Ever wonder where your paycheck keeps going? You made overtime last week, yet you still find yourself struggling to make ends meet. If you were to take a much closer look at where some of your hard-earned money is going, you might be shocked by how much you’re spending around the house.
If you’re looking for a way some extra cash to make ends meet, consider economizing a little around the house. Here are some ways you can save:
- Invest in Better Quality Items That Last
When you’re looking to pinch pennies, it’s tempting to invest in the most affordable option on the market, even if it’s not the best quality. However, with this mindset, you’ll often end up spending much more in the long run when purchasing replacement items.
This goes for small and large items. For example, when purchasing a flat iron, it’s tempting to buy a $20 version from Walmart, but you’ll get a much better value with something like the TYME iron that comes with a warranty and guaranteed satisfaction.
The same goes for larger purchases like a washing machine. It may be worthwhile to purchase a higher-priced Speed Queen machine rather than the more affordable Fisher & Paykel that tends to break down more easily. Consider it an investment that will save you in the long run.
- Eliminate Unnecessary Subscriptions
It doesn’t seem like much to spend $10 per month for a magazine subscription, but when you add up your magazine, audio book, video streaming, cable, blog, and other subscriptions, you could be paying more than $200 per month for everything. Carefully consider each of your subscriptions and determine the necessities. Cut the fat wherever possible and save money.
- Install Water and Energy Conserving Features
Water and energy can be very costly, depending on where you live. Along with helping the environment, installing water and energy conserving features can save you money throughout the year.
To conserve water, look into water-conserving toilets, showerheads, and faucets that reduce the amount of water being used. The conservation features can also be used in washing machines and dishwashers.
To conserve energy, look into smart thermostats that will reduce energy used for heating and cooling, which makes up the largest portion of a home’s energy bill.
- Adjust the Thermostat
According to research from Energy.gov, you can save about 15 percent on your energy bills by adjusting your thermostat by 10 degrees for eight hours a day. You might turn down your heat or air conditioning while you’re at work and turn it up when you get home. Others like to turn down their HVAC system while they sleep at night. Either way, you’ll save hundreds on your utility bills.

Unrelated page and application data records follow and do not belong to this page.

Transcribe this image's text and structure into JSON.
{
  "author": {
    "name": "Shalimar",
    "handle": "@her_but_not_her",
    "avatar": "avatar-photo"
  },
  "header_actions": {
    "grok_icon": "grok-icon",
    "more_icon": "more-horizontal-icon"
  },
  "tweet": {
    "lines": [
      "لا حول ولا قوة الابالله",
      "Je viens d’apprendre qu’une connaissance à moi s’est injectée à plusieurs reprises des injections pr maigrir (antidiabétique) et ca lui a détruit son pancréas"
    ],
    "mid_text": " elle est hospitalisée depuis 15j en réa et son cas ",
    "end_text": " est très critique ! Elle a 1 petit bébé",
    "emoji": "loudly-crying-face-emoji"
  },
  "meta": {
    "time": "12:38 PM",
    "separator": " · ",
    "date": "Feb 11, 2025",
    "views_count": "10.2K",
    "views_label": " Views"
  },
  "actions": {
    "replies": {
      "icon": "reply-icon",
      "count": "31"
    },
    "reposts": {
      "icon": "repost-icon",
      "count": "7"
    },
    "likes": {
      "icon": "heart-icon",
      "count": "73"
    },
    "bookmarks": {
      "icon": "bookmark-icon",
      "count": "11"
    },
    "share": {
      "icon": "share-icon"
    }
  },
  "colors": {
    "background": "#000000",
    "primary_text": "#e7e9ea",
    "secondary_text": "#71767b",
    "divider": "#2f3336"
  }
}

If you’re not able to adjust your thermostat by 10 degrees for such a long period of time, try a few degrees instead. Setting the thermostat to 69 degrees in the winter and 76 in the summer may be a little less comfortable, but you’ll spend a lot less on energy.
- Plan Your Meals
Don’t aimlessly wander around the grocery store putting things in your cart without a plan. Instead, diagram your meals ahead of time. Write out a list of items you need to make those meals, and only purchase items on the list. Not only will this reduce your grocery bill each month, but it will reduce the money you spend eating out.
- Track Where the Money Goes
You might be surprised to learn where your money is going each month. Invest in a budgeting system that categorizes your spending. You’ll see the areas in which you’re overspending, giving you a direction in which you can economize.
- Move Bank Accounts
Many banks charge fees for transferring money or depositing checks. Rather than putting up with this, switch to a bank with no or reduced fees. Credit unions, for example, come with considerably fewer fees than banks.
As you search for a new financial institution, look for those with sign-up bonuses. Sometimes banks will offer as much as $300 just for opening an account.
- Clean House
Develop an overall mindset of minimalism by cleaning out your closets. As you get rid of things you don’t need, you’re less likely to spend money on non-necessities. What’s more, you can often sell your excess items for a little extra cash.
- Make Freezer Meals
When you’re short on time, it’s easy to order a pizza or bring home take out rather than cooking. However, you probably know that it’s considerably cheaper to make meals at home.
To combat any shortage on time, make a series of freezer meals on a Saturday or Sunday when you have a little more time. These can easily be thrown into the oven or the crockpot for a home-cooked, significantly cheaper meal.
Categories: Real Estate